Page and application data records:
==========

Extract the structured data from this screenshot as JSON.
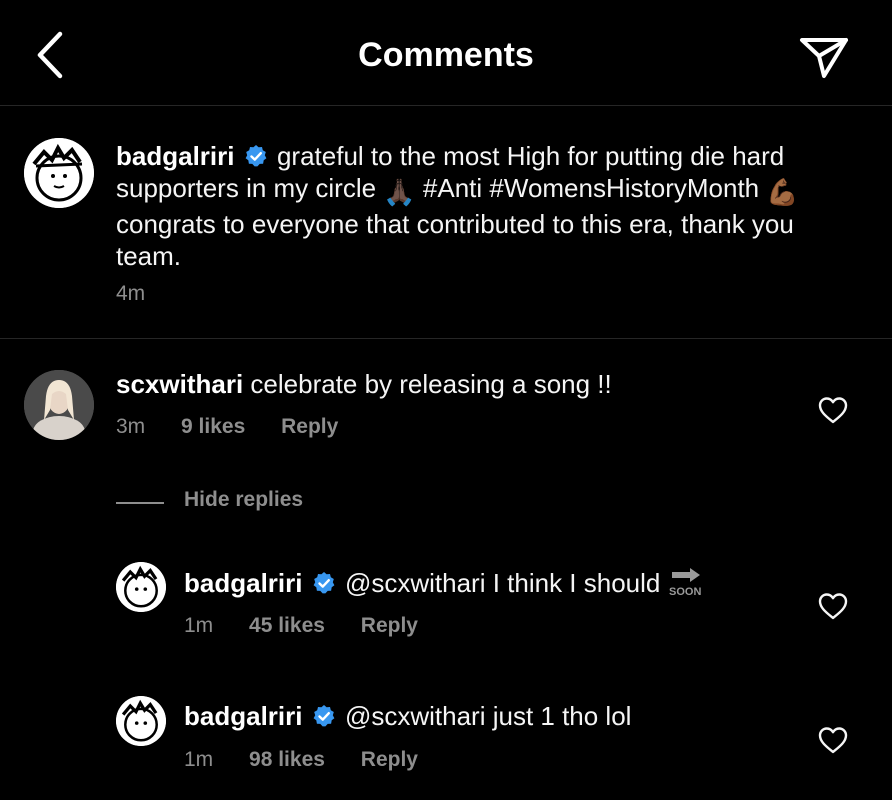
{
  "header": {
    "title": "Comments",
    "back_icon": "chevron-left-icon",
    "send_icon": "send-icon"
  },
  "caption": {
    "username": "badgalriri",
    "text_part1": "grateful to the most High for putting die hard supporters in my circle",
    "emoji1": "🙏🏿",
    "text_part2": "#Anti #WomensHistoryMonth",
    "emoji2": "💪🏾",
    "text_part3": "congrats to everyone that contributed to this era, thank you team.",
    "time": "4m"
  },
  "comments": [
    {
      "username": "scxwithari",
      "text": "celebrate by releasing a song !!",
      "time": "3m",
      "likes": "9 likes",
      "reply_label": "Reply"
    }
  ],
  "hide_replies_label": "Hide replies",
  "replies": [
    {
      "username": "badgalriri",
      "text": "@scxwithari I think I should",
      "emoji": "🔜",
      "time": "1m",
      "likes": "45 likes",
      "reply_label": "Reply"
    },
    {
      "username": "badgalriri",
      "text": "@scxwithari just 1 tho lol",
      "time": "1m",
      "likes": "98 likes",
      "reply_label": "Reply"
    }
  ],
  "colors": {
    "background": "#000000",
    "text": "#f5f5f5",
    "meta": "#8e8e8e",
    "verified": "#3897f0",
    "divider": "#262626"
  }
}
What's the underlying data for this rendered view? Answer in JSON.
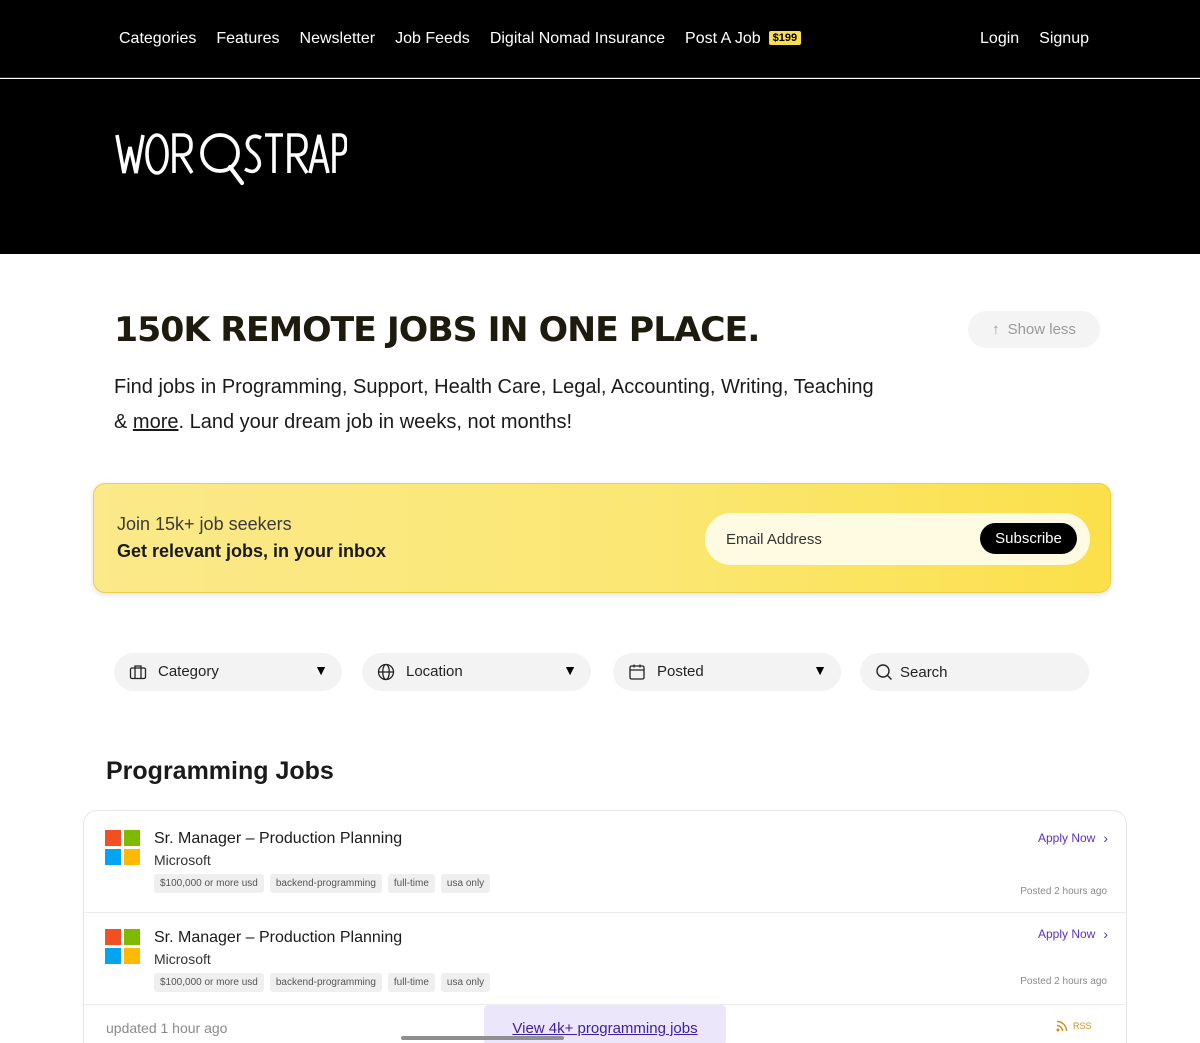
{
  "nav": {
    "links": [
      "Categories",
      "Features",
      "Newsletter",
      "Job Feeds",
      "Digital Nomad Insurance",
      "Post A Job"
    ],
    "post_price": "$199",
    "login": "Login",
    "signup": "Signup"
  },
  "logo": {
    "text": "WORKSTRAP"
  },
  "hero": {
    "headline": "150K REMOTE JOBS IN ONE PLACE.",
    "show_less": "Show less",
    "subtext_before": "Find jobs in Programming, Support, Health Care, Legal, Accounting, Writing, Teaching & ",
    "subtext_link": "more",
    "subtext_after": ". Land your dream job in weeks, not months!"
  },
  "newsletter": {
    "line1": "Join 15k+ job seekers",
    "line2": "Get relevant jobs, in your inbox",
    "email_placeholder": "Email Address",
    "button": "Subscribe"
  },
  "filters": {
    "category": "Category",
    "location": "Location",
    "posted": "Posted",
    "search_placeholder": "Search"
  },
  "jobs": {
    "section_title": "Programming Jobs",
    "items": [
      {
        "title": "Sr. Manager – Production Planning",
        "company": "Microsoft",
        "tags": [
          "$100,000 or more usd",
          "backend-programming",
          "full-time",
          "usa only"
        ],
        "apply": "Apply Now",
        "posted": "Posted 2 hours ago"
      },
      {
        "title": "Sr. Manager – Production Planning",
        "company": "Microsoft",
        "tags": [
          "$100,000 or more usd",
          "backend-programming",
          "full-time",
          "usa only"
        ],
        "apply": "Apply Now",
        "posted": "Posted 2 hours ago"
      }
    ],
    "updated": "updated 1 hour ago",
    "view_more": "View 4k+ programming jobs",
    "rss": "RSS"
  },
  "colors": {
    "accent_purple": "#5b2fc4",
    "badge_yellow": "#f9e04b",
    "newsletter_yellow": "#fbe773",
    "ms_red": "#f25022",
    "ms_green": "#7fba00",
    "ms_blue": "#00a4ef",
    "ms_yellow": "#ffb900"
  }
}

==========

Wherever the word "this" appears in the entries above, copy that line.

ANSWER BOX |
Extract the structured data from this screenshot as JSON.
    "text_part3": "congrats to everyone that contributed to this era, thank you team.",
What's the underlying data for this rendered view? Answer in JSON.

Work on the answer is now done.